___ Records for the exercise ___

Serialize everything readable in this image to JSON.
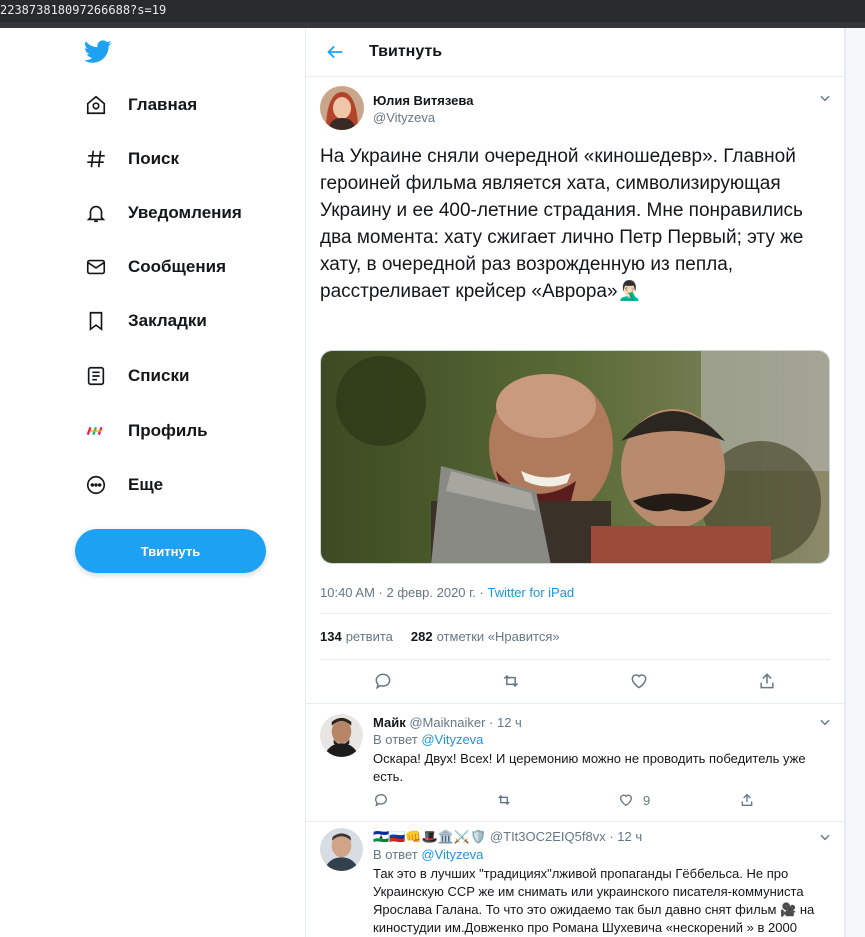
{
  "browser": {
    "url_fragment": "223873818097266688?s=19"
  },
  "sidebar": {
    "logo_icon": "twitter-bird-icon",
    "items": [
      {
        "label": "Главная",
        "icon": "home-icon"
      },
      {
        "label": "Поиск",
        "icon": "hashtag-icon"
      },
      {
        "label": "Уведомления",
        "icon": "bell-icon"
      },
      {
        "label": "Сообщения",
        "icon": "envelope-icon"
      },
      {
        "label": "Закладки",
        "icon": "bookmark-icon"
      },
      {
        "label": "Списки",
        "icon": "list-icon"
      },
      {
        "label": "Профиль",
        "icon": "profile-avatar-icon"
      },
      {
        "label": "Еще",
        "icon": "more-circle-icon"
      }
    ],
    "tweet_button": "Твитнуть"
  },
  "header": {
    "title": "Твитнуть"
  },
  "tweet": {
    "author_name": "Юлия Витязева",
    "author_handle": "@Vityzeva",
    "text": "На Украине сняли очередной «киношедевр». Главной героиней фильма является хата, символизирующая Украину и ее 400-летние страдания. Мне понравились два момента: хату сжигает лично Петр Первый; эту же хату, в очередной раз возрожденную из пепла, расстреливает крейсер «Аврора»🤦🏻‍♂️",
    "timestamp": "10:40 AM · 2 февр. 2020 г. · ",
    "source": "Twitter for iPad",
    "retweets_count": "134",
    "retweets_label": "ретвита",
    "likes_count": "282",
    "likes_label": "отметки «Нравится»"
  },
  "replies": [
    {
      "name": "Майк",
      "handle": "@Maiknaiker",
      "time": "· 12 ч",
      "reply_prefix": "В ответ ",
      "reply_to": "@Vityzeva",
      "text": "Оскара! Двух! Всех! И церемонию можно не проводить  победитель уже есть.",
      "likes": "9"
    },
    {
      "name": "🇱🇸🇷🇺👊🎩🏛️⚔️🛡️",
      "handle": "@TIt3OC2EIQ5f8vx",
      "time": "· 12 ч",
      "reply_prefix": "В ответ ",
      "reply_to": "@Vityzeva",
      "text": "Так это в лучших \"традициях\"лживой пропаганды Гёббельса. Не про Украинскую ССР же им снимать или украинского писателя-коммуниста Ярослава Галана. То что это ожидаемо так был давно снят фильм 🎥 на киностудии им.Довженко про Романа Шухевича «нескорений » в 2000"
    }
  ],
  "colors": {
    "accent": "#1da1f2",
    "link": "#1b95e0",
    "muted": "#657786",
    "border": "#e6ecf0"
  }
}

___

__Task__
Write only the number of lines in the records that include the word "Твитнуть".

__Output below__
2